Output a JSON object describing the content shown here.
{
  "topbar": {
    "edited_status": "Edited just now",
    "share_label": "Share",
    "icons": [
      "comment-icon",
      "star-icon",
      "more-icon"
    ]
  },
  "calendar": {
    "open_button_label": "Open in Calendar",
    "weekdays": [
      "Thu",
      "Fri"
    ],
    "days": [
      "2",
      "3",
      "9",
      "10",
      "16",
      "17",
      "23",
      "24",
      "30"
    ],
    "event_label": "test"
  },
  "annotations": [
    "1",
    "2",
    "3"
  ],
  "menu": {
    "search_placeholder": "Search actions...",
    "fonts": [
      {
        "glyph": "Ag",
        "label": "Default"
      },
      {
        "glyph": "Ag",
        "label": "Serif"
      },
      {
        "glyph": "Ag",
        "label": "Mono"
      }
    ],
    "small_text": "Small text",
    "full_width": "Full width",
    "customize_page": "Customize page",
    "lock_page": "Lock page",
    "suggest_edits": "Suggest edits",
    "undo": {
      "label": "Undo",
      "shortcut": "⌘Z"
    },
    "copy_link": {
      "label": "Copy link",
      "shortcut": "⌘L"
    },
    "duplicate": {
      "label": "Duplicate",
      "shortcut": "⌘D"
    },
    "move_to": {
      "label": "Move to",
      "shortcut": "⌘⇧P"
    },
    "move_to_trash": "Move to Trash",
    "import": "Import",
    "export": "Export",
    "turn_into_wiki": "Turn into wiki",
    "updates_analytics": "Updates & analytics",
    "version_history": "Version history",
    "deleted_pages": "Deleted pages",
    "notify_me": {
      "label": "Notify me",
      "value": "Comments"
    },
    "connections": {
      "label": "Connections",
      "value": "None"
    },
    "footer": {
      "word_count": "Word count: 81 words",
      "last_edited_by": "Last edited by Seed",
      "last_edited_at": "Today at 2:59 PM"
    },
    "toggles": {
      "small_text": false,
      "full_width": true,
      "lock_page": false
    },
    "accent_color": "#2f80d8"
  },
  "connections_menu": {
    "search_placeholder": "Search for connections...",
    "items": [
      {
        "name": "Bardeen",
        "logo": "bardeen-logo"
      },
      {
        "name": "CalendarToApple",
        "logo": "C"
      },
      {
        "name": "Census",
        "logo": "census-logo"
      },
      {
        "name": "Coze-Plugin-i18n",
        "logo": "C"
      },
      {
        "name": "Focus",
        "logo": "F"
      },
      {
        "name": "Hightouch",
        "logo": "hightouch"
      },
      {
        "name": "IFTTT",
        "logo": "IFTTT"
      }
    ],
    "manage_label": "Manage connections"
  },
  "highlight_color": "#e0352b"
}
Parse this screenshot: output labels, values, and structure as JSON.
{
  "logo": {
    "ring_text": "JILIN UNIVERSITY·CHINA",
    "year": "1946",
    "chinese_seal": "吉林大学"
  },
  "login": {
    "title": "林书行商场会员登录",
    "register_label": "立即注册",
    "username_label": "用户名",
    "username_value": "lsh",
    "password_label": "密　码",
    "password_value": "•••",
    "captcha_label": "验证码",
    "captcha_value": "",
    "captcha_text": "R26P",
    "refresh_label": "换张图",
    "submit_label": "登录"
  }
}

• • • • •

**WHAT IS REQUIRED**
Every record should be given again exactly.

**ANSWER SPACE**
Output a JSON object describing the content shown here.
{
  "topbar": {
    "edited_status": "Edited just now",
    "share_label": "Share",
    "icons": [
      "comment-icon",
      "star-icon",
      "more-icon"
    ]
  },
  "calendar": {
    "open_button_label": "Open in Calendar",
    "weekdays": [
      "Thu",
      "Fri"
    ],
    "days": [
      "2",
      "3",
      "9",
      "10",
      "16",
      "17",
      "23",
      "24",
      "30"
    ],
    "event_label": "test"
  },
  "annotations": [
    "1",
    "2",
    "3"
  ],
  "menu": {
    "search_placeholder": "Search actions...",
    "fonts": [
      {
        "glyph": "Ag",
        "label": "Default"
      },
      {
        "glyph": "Ag",
        "label": "Serif"
      },
      {
        "glyph": "Ag",
        "label": "Mono"
      }
    ],
    "small_text": "Small text",
    "full_width": "Full width",
    "customize_page": "Customize page",
    "lock_page": "Lock page",
    "suggest_edits": "Suggest edits",
    "undo": {
      "label": "Undo",
      "shortcut": "⌘Z"
    },
    "copy_link": {
      "label": "Copy link",
      "shortcut": "⌘L"
    },
    "duplicate": {
      "label": "Duplicate",
      "shortcut": "⌘D"
    },
    "move_to": {
      "label": "Move to",
      "shortcut": "⌘⇧P"
    },
    "move_to_trash": "Move to Trash",
    "import": "Import",
    "export": "Export",
    "turn_into_wiki": "Turn into wiki",
    "updates_analytics": "Updates & analytics",
    "version_history": "Version history",
    "deleted_pages": "Deleted pages",
    "notify_me": {
      "label": "Notify me",
      "value": "Comments"
    },
    "connections": {
      "label": "Connections",
      "value": "None"
    },
    "footer": {
      "word_count": "Word count: 81 words",
      "last_edited_by": "Last edited by Seed",
      "last_edited_at": "Today at 2:59 PM"
    },
    "toggles": {
      "small_text": false,
      "full_width": true,
      "lock_page": false
    },
    "accent_color": "#2f80d8"
  },
  "connections_menu": {
    "search_placeholder": "Search for connections...",
    "items": [
      {
        "name": "Bardeen",
        "logo": "bardeen-logo"
      },
      {
        "name": "CalendarToApple",
        "logo": "C"
      },
      {
        "name": "Census",
        "logo": "census-logo"
      },
      {
        "name": "Coze-Plugin-i18n",
        "logo": "C"
      },
      {
        "name": "Focus",
        "logo": "F"
      },
      {
        "name": "Hightouch",
        "logo": "hightouch"
      },
      {
        "name": "IFTTT",
        "logo": "IFTTT"
      }
    ],
    "manage_label": "Manage connections"
  },
  "highlight_color": "#e0352b"
}
Parse this screenshot: output labels, values, and structure as JSON.
{
  "logo": {
    "ring_text": "JILIN UNIVERSITY·CHINA",
    "year": "1946",
    "chinese_seal": "吉林大学"
  },
  "login": {
    "title": "林书行商场会员登录",
    "register_label": "立即注册",
    "username_label": "用户名",
    "username_value": "lsh",
    "password_label": "密　码",
    "password_value": "•••",
    "captcha_label": "验证码",
    "captcha_value": "",
    "captcha_text": "R26P",
    "refresh_label": "换张图",
    "submit_label": "登录"
  }
}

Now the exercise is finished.